In opening remarks, Paul Clark, regional president, PNC Bank, noted that “Thirty percent of PNC’s loan commitments in Northeast Ohio have been in manufacturing for the past 20 of 40 years.” These loans help manufacturers with new product development, new markets and acquisitions.
Wetzel, in his presentation on additive manufacturing, aka 3D printing, shared the seven main processes of additive manufacturing, with material extrusion being the most common, and says, “Northeast Ohio is becoming the capital of additive manufacturing and putting the area on the map.” He also shared that low-volume tooling is the low-hanging fruit and the easiest to implement for near-term opportunities but that the market tends to be risk averse.

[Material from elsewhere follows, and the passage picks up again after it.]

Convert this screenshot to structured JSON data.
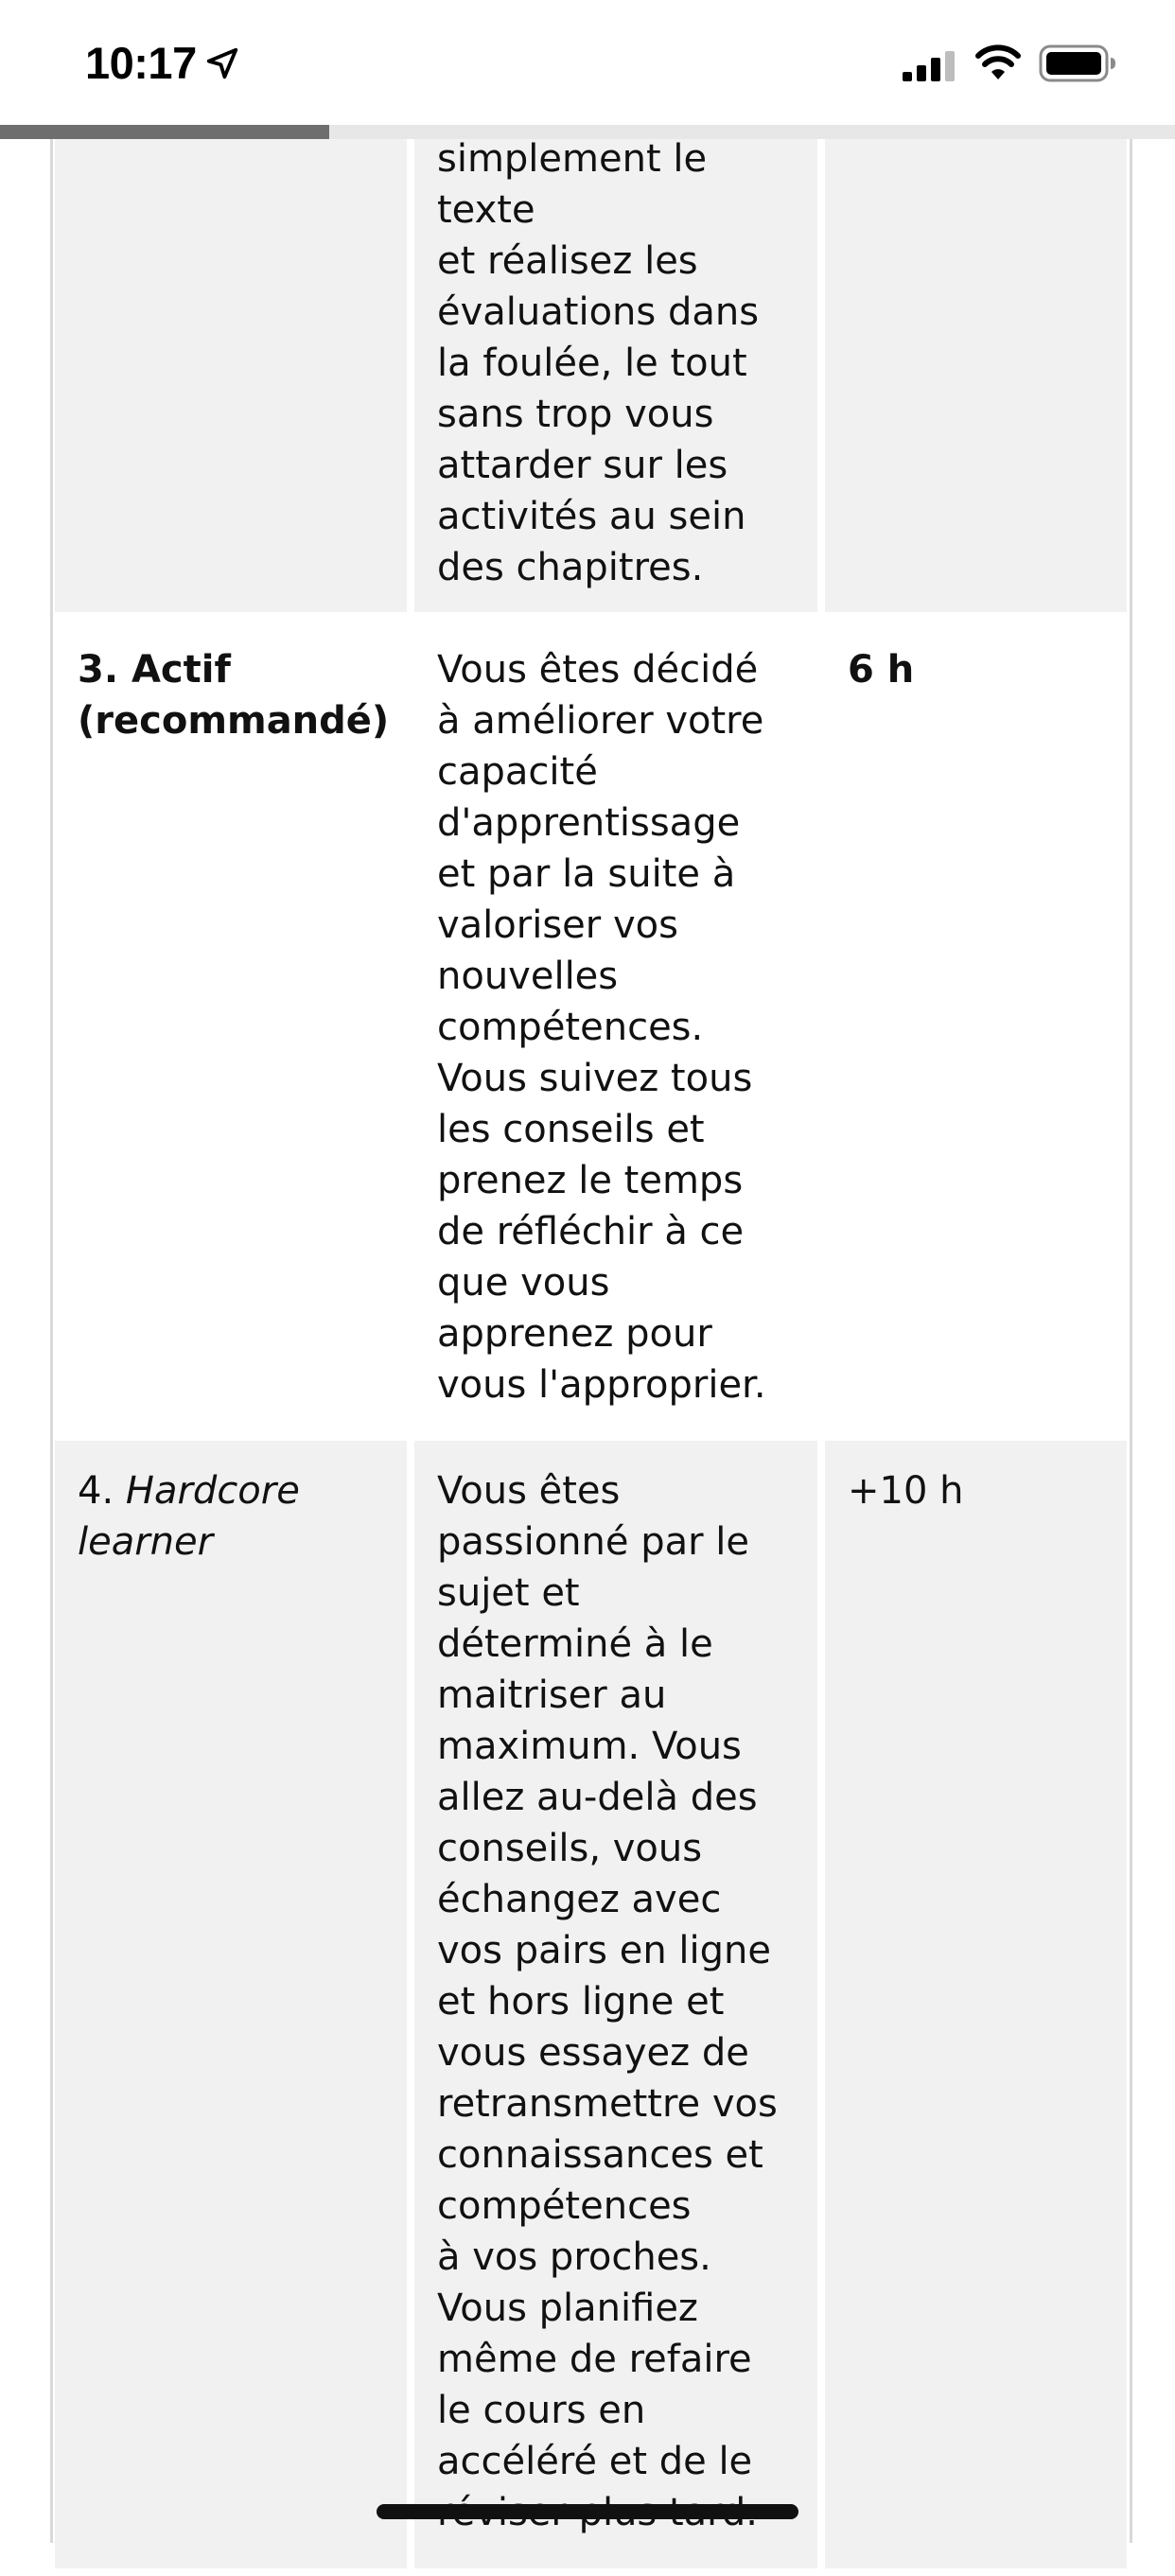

Last, Dr. Hill (if I had an economics professor like this in college, I might have liked economics and learned something) talked about the current uncertainty in the market due to the election but the positive increase in interest rates. He says, “Manufacturing is looked at nostalgically by the public since it’s gone overseas, and they believe we aren’t making things.” In 2014, although China was the top nation for manufacturing, the U.S. was a close second. He shared that the largest market opportunity in the world lies in the NAFTA nations. He did a retrospective and shared that manufacturers were always in the top 10 employers in Ohio but now the reality is that part-time, low-wage jobs in healthcare, retail and food service have become the mainstay. In that reality, he says, “Midsized companies will be driving this state.”
Another trend he discussed in depth was automation. Since 1979, we lost almost 5-million factory jobs but at the same time more than doubled the value due to productivity. In addition, he shared statistics that we have lost 13 percent of factory jobs to trade and 88 percent to automation and continuous improvement, and that robotics is expected to reduce labor by another 22 percent in the U.S. He asked the audience to consider how many jobs technology has saved rather than lost. The U.S., for the first time in recent years, is a threat to China due to its quality, efficiency and improved internal supply chain. He says that when manufacturing can 3D print a die, it will save 20-30 percent and can compete with China. And, as much as we would like to believe that manufacturing powers the economy, it’s actually powered by consumers who do 70 percent of the spending. They are buying the products we manufacture!
Finally, he acknowledged the present problem of aging-out workers and the lack of a skilled workforce to replace them. He says manufacturing’s greatest enemies are parents, school counselors and OSHA, which limits workers under 20 from being on the manufacturing floor. We are losing talent to other industries. Let’s make these people our allies and work toward STEM education and a resurgence of interest in a field has evolved and shed its former stereotypical image.